Situated between what were then the county's two largest population centers—Los Angeles and Pasadena—Highland Park provided residents with convenient transportation options for their commute. With the establishment of colleges and art communities, soon the rustic community along the Arroyo became a hub for intellectual life.
Although older bedroom communities had been established in the region prior to Highland Park—Lincoln Heights, Boyle Heights, and Angelino Heights to name a few—its annexation created what was the first true expansion of the city, when Los Angeles absorbed the unincorporated town to expand its original 28 square miles of city land.
The urban grittiness that some see in Highland Park now may not conjure up images of a "suburb," the word usually evoking the sprawling rows of identical homes found farther from the city's center than the few miles that separate it and Highland Park. A closer look, however, reveals that many of the original structures from Highland Park's small-town past still stand.
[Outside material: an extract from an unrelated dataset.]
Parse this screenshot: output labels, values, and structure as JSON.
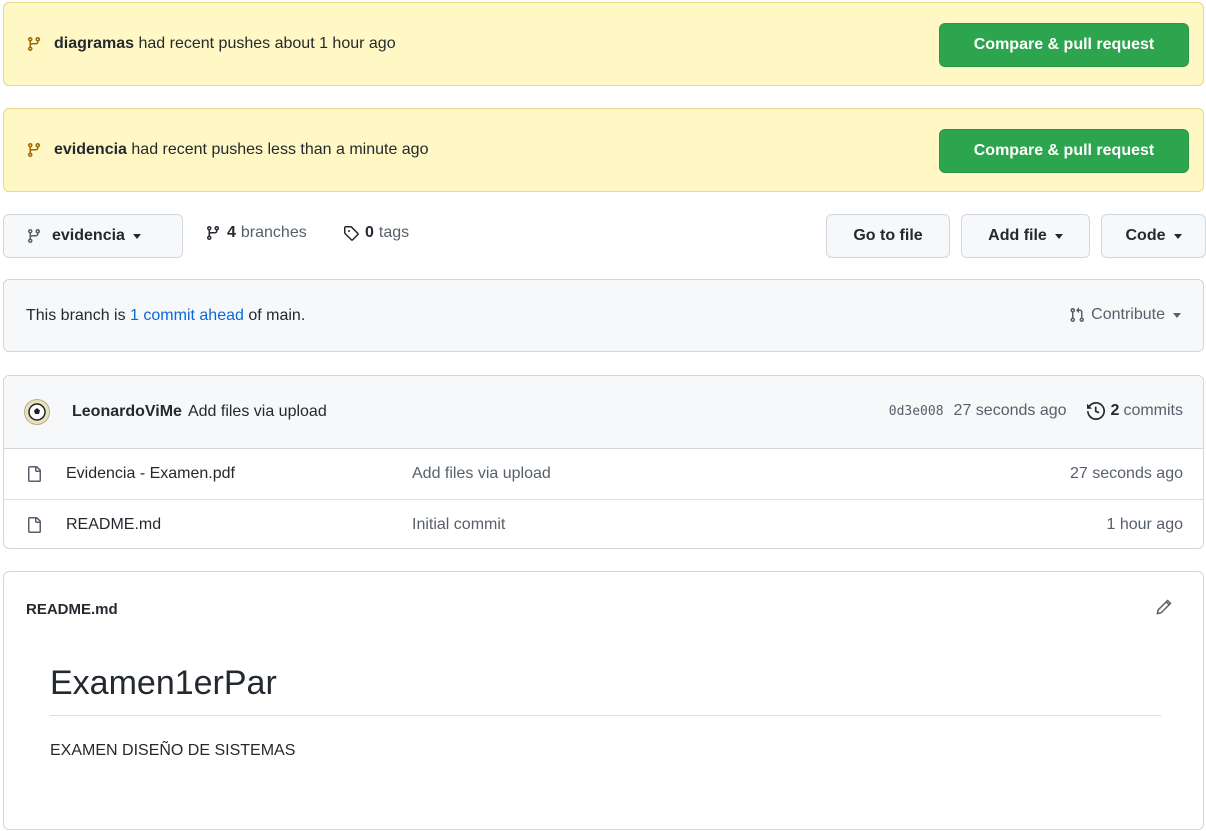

Above, Charles Fisher and Nicole Possert, historians and preservationists with the Highland Park Heritage Trust, and former city councilman, Arthur Synder talk about Highland Park's development and its subsequent annexation to Los Angeles in 1895. Below, a slideshow of historical images show the development of the neighborhood, and its reputation for beautiful homes.